### Records from a dataset:
_ _ _ _ _

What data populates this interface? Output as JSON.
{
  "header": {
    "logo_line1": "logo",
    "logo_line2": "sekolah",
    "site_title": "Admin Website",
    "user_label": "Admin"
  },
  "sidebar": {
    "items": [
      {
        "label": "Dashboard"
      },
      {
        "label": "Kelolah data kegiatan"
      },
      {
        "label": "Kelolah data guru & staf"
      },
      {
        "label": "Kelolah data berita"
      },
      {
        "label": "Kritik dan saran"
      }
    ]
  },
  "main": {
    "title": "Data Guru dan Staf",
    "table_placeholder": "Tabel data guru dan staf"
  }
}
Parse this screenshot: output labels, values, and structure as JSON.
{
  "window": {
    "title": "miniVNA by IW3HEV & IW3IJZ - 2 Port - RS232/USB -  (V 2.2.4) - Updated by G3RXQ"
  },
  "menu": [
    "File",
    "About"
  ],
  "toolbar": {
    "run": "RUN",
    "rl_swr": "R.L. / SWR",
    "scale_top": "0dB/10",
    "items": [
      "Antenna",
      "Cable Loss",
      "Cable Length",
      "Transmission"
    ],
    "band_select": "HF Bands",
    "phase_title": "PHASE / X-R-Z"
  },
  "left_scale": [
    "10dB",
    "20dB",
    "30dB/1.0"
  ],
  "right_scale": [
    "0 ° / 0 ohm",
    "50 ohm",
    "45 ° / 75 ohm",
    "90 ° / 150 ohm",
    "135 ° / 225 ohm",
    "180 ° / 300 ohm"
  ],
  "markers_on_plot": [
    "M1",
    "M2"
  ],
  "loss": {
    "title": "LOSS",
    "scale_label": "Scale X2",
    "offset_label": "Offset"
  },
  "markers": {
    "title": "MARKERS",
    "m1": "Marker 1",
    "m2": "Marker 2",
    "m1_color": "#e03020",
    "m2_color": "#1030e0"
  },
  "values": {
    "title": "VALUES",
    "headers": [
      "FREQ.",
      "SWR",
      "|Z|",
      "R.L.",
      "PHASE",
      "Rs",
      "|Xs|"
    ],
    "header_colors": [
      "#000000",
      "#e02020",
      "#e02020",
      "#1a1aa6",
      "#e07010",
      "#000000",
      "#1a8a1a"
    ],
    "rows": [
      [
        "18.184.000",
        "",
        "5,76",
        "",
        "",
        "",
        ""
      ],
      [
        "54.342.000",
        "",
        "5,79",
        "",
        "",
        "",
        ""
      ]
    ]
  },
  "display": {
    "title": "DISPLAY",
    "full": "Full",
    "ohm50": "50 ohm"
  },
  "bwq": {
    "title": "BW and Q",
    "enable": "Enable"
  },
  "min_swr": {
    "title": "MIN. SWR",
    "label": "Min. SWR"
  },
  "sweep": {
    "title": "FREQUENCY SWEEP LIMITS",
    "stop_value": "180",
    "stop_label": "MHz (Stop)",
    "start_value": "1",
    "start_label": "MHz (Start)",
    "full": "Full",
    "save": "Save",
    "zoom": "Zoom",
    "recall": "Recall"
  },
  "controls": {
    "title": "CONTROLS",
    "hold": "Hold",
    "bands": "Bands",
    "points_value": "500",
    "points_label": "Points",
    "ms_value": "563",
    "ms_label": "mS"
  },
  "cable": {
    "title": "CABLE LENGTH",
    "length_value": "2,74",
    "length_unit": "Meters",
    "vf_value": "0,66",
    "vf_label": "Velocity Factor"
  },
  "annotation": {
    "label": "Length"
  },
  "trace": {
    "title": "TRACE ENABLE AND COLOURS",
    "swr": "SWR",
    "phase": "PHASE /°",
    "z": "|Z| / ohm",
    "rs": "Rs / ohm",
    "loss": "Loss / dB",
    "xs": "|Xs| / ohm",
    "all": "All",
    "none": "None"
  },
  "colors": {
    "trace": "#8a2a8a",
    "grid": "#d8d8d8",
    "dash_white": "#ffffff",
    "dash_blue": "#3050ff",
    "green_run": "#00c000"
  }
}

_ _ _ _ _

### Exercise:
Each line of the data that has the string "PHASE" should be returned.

### Solution for this problem:
    "phase_title": "PHASE / X-R-Z"
      "PHASE",
    "phase": "PHASE /°",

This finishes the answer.